#### Dataset records
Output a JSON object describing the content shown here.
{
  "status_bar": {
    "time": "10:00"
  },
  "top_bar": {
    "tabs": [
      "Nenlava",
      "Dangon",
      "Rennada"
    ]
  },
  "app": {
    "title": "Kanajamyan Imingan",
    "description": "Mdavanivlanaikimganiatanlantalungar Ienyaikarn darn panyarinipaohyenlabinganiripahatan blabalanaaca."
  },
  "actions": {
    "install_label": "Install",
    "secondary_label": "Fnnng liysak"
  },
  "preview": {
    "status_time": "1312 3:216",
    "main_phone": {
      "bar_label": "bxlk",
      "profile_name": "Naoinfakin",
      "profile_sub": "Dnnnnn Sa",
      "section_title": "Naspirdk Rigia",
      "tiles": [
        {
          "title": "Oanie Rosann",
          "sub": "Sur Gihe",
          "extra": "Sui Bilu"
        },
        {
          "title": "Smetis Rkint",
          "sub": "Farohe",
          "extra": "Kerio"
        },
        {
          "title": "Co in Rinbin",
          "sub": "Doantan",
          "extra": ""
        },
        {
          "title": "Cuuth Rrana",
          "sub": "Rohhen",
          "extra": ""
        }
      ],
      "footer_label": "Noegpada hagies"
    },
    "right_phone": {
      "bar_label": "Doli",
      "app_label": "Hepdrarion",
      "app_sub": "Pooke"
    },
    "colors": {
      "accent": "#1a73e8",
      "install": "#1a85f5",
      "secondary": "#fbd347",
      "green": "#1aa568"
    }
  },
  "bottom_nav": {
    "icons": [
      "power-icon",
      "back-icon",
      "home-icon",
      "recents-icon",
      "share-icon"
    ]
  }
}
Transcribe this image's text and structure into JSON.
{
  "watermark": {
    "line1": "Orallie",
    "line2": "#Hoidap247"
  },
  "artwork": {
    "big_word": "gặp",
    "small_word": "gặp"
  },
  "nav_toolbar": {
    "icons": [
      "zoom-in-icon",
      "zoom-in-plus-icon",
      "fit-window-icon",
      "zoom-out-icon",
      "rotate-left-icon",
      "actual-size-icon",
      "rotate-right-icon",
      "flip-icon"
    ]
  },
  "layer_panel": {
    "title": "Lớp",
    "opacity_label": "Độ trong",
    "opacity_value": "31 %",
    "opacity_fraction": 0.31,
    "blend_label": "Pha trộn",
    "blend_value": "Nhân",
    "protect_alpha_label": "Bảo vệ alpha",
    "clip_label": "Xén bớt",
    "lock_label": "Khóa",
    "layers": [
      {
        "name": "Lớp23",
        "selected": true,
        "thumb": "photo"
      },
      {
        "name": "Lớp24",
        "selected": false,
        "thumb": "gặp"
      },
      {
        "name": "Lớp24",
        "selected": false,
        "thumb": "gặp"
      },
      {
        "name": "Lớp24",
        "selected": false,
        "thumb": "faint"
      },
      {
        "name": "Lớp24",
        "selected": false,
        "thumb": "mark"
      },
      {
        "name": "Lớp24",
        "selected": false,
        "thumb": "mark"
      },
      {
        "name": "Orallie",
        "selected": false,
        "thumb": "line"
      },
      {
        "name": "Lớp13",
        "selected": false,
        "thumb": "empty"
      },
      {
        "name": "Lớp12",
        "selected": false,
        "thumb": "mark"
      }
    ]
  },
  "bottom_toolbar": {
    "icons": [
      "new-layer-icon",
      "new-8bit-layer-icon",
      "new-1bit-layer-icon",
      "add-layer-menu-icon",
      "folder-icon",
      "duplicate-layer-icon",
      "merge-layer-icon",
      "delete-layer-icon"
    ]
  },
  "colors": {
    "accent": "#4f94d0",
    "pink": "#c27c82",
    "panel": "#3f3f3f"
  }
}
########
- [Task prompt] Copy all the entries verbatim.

- [The answer]
Output a JSON object describing the content shown here.
{
  "status_bar": {
    "time": "10:00"
  },
  "top_bar": {
    "tabs": [
      "Nenlava",
      "Dangon",
      "Rennada"
    ]
  },
  "app": {
    "title": "Kanajamyan Imingan",
    "description": "Mdavanivlanaikimganiatanlantalungar Ienyaikarn darn panyarinipaohyenlabinganiripahatan blabalanaaca."
  },
  "actions": {
    "install_label": "Install",
    "secondary_label": "Fnnng liysak"
  },
  "preview": {
    "status_time": "1312 3:216",
    "main_phone": {
      "bar_label": "bxlk",
      "profile_name": "Naoinfakin",
      "profile_sub": "Dnnnnn Sa",
      "section_title": "Naspirdk Rigia",
      "tiles": [
        {
          "title": "Oanie Rosann",
          "sub": "Sur Gihe",
          "extra": "Sui Bilu"
        },
        {
          "title": "Smetis Rkint",
          "sub": "Farohe",
          "extra": "Kerio"
        },
        {
          "title": "Co in Rinbin",
          "sub": "Doantan",
          "extra": ""
        },
        {
          "title": "Cuuth Rrana",
          "sub": "Rohhen",
          "extra": ""
        }
      ],
      "footer_label": "Noegpada hagies"
    },
    "right_phone": {
      "bar_label": "Doli",
      "app_label": "Hepdrarion",
      "app_sub": "Pooke"
    },
    "colors": {
      "accent": "#1a73e8",
      "install": "#1a85f5",
      "secondary": "#fbd347",
      "green": "#1aa568"
    }
  },
  "bottom_nav": {
    "icons": [
      "power-icon",
      "back-icon",
      "home-icon",
      "recents-icon",
      "share-icon"
    ]
  }
}
Transcribe this image's text and structure into JSON.
{
  "watermark": {
    "line1": "Orallie",
    "line2": "#Hoidap247"
  },
  "artwork": {
    "big_word": "gặp",
    "small_word": "gặp"
  },
  "nav_toolbar": {
    "icons": [
      "zoom-in-icon",
      "zoom-in-plus-icon",
      "fit-window-icon",
      "zoom-out-icon",
      "rotate-left-icon",
      "actual-size-icon",
      "rotate-right-icon",
      "flip-icon"
    ]
  },
  "layer_panel": {
    "title": "Lớp",
    "opacity_label": "Độ trong",
    "opacity_value": "31 %",
    "opacity_fraction": 0.31,
    "blend_label": "Pha trộn",
    "blend_value": "Nhân",
    "protect_alpha_label": "Bảo vệ alpha",
    "clip_label": "Xén bớt",
    "lock_label": "Khóa",
    "layers": [
      {
        "name": "Lớp23",
        "selected": true,
        "thumb": "photo"
      },
      {
        "name": "Lớp24",
        "selected": false,
        "thumb": "gặp"
      },
      {
        "name": "Lớp24",
        "selected": false,
        "thumb": "gặp"
      },
      {
        "name": "Lớp24",
        "selected": false,
        "thumb": "faint"
      },
      {
        "name": "Lớp24",
        "selected": false,
        "thumb": "mark"
      },
      {
        "name": "Lớp24",
        "selected": false,
        "thumb": "mark"
      },
      {
        "name": "Orallie",
        "selected": false,
        "thumb": "line"
      },
      {
        "name": "Lớp13",
        "selected": false,
        "thumb": "empty"
      },
      {
        "name": "Lớp12",
        "selected": false,
        "thumb": "mark"
      }
    ]
  },
  "bottom_toolbar": {
    "icons": [
      "new-layer-icon",
      "new-8bit-layer-icon",
      "new-1bit-layer-icon",
      "add-layer-menu-icon",
      "folder-icon",
      "duplicate-layer-icon",
      "merge-layer-icon",
      "delete-layer-icon"
    ]
  },
  "colors": {
    "accent": "#4f94d0",
    "pink": "#c27c82",
    "panel": "#3f3f3f"
  }
}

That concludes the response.